planets. At a temperature of 3,600˚ F (2300 Kelvin), OTS 44 is the
coolest and least massive brown dwarf known to have a circumstellar disk.

Although the team cannot measure the total mass of the disk, it likely
contains enough matter to make one small gas giant or several Earth-sized
planets. “This brown dwarf and its disk could eventually evolve into a
miniature version of our solar system,” said Luhman.

Due to the brown dwarf’s low temperature, an Earth-sized world would have
to orbit much closer to the brown dwarf than the Earth from the Sun in
order to be as warm as Earth. Theorists estimate that liquid water could
exist on the surface of a planet about 1 to 4 million miles from the brown
dwarf. The disk of OTS 44 extends beyond both sides of this “habitable
zone.”

Without nuclear fusion to sustain it, the brown dwarf will gradually cool
and dim. If an Earth-sized world forms near the brown dwarf, it will be
scorching at first, then grow cooler and more hospitable over time. Since
the brown dwarf cools more slowly as it gets older, such a planet could
remain in the habitable zone for an extended time, raising the intriguing
possibility that life might evolve.

“That is pure speculation, of course. But finding a circumstellar disk
around such a small brown dwarf certainly widens the possibilities for
planet formation,” said Luhman.

The researchers plan to search for similar disks around other nearby brown
dwarfs. Spitzer revealed the disk of OTS 44 in only 20 seconds of
observing time. Further searches may locate similar disks around even
smaller central objects of 10 Jupiter masses or less.

The team detected OTS 44’s circumstellar disk using Spitzer’s Infrared
Array Camera, or IRAC. IRAC data showed an excess of infrared emission at
long wavelengths—the signature of a dusty disk that absorbs radiation from
the brown dwarf, heats up, and re-radiates the energy in the infrared.

Other members of the discovery team are Paola D’Alessio (UNAM); Nuria
Calvet, Lori Allen, Lee Hartmann, Thomas Megeath, Philip Myers, and
Giovanni Fazio (Harvard-Smithsonian Center for Astrophysics)

Headquartered in Cambridge, Mass., the Harvard-Smithsonian Center for
Astrophysics (CfA) is a joint collaboration between the Smithsonian
Astrophysical Observatory and the Harvard College Observatory.
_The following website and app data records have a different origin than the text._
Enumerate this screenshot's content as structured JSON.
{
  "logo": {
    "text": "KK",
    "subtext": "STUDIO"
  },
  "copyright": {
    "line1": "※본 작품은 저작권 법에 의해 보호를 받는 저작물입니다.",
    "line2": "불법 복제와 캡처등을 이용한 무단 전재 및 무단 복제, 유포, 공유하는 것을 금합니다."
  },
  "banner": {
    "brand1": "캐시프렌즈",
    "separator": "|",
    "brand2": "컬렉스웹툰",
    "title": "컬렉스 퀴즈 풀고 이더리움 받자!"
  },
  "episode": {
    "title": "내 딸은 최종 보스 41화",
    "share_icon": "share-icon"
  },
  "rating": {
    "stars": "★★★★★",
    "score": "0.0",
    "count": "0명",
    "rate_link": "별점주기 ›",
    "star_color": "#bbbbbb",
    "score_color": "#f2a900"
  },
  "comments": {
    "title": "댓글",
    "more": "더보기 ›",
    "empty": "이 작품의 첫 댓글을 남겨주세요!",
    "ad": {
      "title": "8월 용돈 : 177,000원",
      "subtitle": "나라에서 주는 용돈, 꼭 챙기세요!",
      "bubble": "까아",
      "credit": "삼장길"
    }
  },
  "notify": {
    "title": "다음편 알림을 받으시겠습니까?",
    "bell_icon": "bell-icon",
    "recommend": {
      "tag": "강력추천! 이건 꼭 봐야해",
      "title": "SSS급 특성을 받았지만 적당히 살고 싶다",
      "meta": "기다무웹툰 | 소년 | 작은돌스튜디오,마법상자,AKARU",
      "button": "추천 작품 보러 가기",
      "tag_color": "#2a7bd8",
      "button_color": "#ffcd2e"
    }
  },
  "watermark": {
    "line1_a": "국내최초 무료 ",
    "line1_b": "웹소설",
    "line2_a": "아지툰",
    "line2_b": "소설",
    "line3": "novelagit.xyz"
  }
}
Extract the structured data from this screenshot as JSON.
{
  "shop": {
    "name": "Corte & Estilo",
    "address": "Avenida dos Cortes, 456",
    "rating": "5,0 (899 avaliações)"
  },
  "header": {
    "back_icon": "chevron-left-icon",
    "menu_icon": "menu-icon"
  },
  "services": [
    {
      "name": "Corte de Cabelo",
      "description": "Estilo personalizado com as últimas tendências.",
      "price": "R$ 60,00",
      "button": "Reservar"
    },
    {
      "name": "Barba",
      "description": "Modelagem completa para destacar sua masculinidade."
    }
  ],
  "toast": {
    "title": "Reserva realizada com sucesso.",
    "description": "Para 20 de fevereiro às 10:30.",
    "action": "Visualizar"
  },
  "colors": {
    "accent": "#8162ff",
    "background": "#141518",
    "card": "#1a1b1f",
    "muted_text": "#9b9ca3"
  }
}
CfA
scientists, organized into six research divisions, study the origin,
evolution and ultimate fate of the universe.

SpaceRef staff editor.